[Source data]
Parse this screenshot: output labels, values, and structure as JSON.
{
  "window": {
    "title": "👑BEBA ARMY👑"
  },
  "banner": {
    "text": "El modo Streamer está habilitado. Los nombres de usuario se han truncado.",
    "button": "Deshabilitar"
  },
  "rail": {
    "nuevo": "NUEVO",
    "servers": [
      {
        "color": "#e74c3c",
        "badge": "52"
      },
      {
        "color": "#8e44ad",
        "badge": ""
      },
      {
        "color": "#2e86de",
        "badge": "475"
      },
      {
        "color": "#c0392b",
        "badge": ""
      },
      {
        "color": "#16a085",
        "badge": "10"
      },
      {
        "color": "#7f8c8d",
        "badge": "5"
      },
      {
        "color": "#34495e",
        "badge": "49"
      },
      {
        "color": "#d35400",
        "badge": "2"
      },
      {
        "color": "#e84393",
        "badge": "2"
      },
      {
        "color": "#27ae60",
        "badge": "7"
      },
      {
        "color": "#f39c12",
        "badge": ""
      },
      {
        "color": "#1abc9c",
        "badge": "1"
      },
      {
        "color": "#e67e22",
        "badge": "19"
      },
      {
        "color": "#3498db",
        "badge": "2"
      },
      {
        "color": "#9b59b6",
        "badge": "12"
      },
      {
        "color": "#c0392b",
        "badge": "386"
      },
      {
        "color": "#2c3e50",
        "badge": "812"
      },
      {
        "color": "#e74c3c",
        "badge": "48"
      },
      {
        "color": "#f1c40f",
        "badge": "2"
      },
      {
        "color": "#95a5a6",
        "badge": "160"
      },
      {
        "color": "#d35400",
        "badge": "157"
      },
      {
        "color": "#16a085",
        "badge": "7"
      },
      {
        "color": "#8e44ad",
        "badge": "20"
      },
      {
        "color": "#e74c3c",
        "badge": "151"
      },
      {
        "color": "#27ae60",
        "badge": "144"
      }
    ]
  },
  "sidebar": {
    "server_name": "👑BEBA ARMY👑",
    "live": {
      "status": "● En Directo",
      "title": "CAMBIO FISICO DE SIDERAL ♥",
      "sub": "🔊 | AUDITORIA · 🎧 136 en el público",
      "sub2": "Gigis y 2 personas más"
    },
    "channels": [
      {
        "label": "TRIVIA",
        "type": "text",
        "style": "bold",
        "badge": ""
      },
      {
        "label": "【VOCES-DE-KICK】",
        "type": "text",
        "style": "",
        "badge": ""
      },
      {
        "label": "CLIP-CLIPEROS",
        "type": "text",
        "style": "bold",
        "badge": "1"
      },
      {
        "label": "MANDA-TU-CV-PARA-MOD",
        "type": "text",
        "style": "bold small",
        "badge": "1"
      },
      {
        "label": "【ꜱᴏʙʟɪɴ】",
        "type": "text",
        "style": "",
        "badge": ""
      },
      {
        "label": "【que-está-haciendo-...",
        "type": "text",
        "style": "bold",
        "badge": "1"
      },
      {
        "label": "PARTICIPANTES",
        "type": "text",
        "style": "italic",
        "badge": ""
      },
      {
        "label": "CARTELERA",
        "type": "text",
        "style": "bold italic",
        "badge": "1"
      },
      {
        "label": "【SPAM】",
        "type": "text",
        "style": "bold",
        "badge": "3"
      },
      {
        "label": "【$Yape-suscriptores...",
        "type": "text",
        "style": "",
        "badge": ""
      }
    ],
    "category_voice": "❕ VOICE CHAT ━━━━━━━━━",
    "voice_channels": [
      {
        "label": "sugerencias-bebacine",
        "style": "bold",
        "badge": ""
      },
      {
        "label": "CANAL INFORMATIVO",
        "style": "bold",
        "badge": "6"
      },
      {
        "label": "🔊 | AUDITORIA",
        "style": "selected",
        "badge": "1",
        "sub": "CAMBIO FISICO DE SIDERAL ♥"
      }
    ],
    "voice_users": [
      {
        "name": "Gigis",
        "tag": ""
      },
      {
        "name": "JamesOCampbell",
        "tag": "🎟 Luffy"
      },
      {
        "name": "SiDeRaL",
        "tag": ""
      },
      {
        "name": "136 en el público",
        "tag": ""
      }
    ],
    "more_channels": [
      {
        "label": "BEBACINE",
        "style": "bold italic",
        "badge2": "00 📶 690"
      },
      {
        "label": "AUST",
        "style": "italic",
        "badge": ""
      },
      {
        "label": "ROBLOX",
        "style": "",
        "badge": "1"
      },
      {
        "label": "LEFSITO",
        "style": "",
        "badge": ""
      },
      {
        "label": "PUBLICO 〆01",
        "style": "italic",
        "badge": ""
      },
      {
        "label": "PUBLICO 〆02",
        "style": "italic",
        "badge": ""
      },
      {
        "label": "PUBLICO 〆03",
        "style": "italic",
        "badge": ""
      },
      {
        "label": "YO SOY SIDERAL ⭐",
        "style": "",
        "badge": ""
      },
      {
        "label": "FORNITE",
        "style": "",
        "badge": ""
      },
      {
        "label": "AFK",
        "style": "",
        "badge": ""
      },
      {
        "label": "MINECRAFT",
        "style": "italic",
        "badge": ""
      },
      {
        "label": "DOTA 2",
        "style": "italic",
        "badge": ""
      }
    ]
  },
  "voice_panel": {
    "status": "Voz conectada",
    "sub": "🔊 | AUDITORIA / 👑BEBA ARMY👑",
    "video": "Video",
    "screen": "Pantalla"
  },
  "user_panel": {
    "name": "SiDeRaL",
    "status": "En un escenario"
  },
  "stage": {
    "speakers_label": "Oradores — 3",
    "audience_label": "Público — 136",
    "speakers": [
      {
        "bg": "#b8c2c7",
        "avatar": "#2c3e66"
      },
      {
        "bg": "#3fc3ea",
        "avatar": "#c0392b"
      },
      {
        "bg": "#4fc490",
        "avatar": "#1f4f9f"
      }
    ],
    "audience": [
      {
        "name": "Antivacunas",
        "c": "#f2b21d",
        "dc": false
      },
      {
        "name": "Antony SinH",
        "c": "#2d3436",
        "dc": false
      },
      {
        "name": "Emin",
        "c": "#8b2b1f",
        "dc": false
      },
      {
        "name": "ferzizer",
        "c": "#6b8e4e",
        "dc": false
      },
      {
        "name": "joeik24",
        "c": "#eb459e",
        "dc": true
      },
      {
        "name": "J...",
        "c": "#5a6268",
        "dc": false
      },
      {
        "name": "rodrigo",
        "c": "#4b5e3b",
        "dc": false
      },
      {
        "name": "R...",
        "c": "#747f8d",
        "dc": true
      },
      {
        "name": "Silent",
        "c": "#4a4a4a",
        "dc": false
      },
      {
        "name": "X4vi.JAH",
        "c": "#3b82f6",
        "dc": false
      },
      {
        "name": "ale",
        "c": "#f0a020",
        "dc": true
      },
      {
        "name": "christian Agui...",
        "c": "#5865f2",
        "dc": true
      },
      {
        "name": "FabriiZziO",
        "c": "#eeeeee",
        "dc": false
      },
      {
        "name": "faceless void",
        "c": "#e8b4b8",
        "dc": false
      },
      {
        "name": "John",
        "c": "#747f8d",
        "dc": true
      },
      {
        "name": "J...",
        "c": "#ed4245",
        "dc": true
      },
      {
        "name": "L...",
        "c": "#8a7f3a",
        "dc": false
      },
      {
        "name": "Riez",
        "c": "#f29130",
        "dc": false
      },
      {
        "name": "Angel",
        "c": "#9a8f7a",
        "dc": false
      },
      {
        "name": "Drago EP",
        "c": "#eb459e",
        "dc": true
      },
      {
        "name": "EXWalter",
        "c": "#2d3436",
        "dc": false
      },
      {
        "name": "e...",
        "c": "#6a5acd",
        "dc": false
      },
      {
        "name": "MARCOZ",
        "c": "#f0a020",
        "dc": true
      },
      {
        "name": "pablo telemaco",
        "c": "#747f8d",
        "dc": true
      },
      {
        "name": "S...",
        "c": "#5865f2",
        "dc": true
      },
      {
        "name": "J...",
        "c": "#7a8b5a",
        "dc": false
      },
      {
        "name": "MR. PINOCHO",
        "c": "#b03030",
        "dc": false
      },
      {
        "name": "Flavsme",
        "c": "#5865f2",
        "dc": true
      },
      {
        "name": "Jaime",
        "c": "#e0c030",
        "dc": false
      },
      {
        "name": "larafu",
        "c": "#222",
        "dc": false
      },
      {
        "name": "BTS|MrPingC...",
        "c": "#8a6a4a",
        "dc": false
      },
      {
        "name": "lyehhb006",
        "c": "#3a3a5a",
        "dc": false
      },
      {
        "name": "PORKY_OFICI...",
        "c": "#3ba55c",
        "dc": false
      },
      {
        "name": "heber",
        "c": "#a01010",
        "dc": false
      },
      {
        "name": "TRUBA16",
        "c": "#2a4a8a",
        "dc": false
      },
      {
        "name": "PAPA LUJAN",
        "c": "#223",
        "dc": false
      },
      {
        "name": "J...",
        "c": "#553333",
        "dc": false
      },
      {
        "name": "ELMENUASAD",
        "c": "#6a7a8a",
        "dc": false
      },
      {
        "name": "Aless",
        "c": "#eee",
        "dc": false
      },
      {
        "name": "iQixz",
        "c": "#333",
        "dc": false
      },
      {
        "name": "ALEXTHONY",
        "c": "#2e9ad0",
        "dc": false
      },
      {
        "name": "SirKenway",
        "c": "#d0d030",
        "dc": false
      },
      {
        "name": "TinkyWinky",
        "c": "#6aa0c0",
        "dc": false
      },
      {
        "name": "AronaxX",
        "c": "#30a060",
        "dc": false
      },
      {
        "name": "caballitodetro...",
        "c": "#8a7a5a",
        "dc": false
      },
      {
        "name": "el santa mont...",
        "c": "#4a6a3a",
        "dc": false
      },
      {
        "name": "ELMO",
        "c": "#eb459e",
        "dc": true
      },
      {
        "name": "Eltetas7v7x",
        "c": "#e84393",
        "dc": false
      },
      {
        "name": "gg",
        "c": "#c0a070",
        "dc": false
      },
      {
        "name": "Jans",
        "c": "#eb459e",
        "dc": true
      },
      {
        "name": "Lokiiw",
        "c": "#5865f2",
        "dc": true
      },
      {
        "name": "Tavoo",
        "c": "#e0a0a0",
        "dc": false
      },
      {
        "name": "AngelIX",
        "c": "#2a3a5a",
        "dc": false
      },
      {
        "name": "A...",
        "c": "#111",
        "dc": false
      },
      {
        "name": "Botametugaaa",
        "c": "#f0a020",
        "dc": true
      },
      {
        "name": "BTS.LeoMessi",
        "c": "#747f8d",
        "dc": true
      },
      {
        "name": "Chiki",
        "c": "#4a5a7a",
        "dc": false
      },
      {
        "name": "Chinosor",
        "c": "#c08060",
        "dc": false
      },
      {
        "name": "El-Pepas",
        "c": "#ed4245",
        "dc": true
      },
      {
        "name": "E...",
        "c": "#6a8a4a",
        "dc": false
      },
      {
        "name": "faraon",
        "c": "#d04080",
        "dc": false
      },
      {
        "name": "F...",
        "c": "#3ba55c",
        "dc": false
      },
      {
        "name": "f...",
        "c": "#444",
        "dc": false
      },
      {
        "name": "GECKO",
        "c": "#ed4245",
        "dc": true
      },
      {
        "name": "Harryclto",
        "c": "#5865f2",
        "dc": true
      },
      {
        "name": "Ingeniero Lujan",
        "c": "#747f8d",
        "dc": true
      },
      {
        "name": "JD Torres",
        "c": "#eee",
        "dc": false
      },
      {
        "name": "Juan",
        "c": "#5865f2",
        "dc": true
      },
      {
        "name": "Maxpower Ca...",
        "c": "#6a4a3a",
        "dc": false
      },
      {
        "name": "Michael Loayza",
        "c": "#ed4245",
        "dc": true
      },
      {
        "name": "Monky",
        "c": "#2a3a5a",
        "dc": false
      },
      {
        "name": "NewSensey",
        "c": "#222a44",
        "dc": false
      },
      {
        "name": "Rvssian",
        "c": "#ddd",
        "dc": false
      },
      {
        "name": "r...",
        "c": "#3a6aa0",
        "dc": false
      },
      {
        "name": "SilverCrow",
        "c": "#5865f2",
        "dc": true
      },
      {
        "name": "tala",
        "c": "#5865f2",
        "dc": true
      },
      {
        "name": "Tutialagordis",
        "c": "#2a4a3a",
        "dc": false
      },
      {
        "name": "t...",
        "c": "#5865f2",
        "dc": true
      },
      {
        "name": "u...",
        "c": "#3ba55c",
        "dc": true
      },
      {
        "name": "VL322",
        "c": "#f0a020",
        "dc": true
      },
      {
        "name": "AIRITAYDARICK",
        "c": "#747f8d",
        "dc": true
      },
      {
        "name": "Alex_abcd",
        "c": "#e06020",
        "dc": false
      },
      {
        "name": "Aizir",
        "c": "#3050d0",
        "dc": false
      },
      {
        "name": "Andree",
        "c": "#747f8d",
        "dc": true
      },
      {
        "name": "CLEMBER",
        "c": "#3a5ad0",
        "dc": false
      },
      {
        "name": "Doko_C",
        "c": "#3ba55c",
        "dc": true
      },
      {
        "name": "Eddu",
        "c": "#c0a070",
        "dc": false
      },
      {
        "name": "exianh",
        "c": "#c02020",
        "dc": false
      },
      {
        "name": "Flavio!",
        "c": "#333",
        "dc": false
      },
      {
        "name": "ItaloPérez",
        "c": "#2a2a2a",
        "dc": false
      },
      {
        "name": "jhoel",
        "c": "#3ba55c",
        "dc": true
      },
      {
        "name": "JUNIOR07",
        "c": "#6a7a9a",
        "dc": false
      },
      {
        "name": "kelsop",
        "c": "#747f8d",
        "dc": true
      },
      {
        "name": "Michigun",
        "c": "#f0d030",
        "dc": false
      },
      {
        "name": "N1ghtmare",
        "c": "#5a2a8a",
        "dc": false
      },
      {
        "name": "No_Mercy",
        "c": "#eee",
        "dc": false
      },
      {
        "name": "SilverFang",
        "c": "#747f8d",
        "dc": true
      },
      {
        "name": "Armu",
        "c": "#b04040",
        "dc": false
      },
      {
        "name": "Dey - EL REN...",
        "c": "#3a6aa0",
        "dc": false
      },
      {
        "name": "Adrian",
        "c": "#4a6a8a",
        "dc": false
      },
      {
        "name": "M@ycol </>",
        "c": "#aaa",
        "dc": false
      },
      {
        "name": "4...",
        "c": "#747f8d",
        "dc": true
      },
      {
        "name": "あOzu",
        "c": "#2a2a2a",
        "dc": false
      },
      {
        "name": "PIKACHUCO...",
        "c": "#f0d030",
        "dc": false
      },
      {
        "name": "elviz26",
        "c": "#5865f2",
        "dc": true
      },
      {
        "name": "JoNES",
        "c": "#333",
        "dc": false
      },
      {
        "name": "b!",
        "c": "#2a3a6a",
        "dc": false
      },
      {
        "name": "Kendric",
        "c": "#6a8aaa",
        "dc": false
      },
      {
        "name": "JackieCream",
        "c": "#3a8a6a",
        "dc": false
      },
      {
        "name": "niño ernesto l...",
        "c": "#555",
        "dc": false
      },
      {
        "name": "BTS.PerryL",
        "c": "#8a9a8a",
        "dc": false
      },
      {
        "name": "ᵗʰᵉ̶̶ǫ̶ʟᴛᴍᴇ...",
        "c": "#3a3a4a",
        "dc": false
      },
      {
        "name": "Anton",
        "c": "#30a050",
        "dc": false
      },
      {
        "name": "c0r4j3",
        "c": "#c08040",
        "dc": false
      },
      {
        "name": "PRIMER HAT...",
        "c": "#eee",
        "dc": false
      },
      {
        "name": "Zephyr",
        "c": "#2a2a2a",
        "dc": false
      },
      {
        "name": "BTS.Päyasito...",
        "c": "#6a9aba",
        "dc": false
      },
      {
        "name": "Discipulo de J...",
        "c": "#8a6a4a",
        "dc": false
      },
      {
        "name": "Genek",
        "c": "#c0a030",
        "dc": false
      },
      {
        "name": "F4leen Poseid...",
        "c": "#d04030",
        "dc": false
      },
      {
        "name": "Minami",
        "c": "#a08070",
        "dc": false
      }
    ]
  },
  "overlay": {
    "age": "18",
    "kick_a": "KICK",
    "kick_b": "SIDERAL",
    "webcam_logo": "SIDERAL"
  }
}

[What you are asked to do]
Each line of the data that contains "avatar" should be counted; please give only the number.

[Problem solution]
3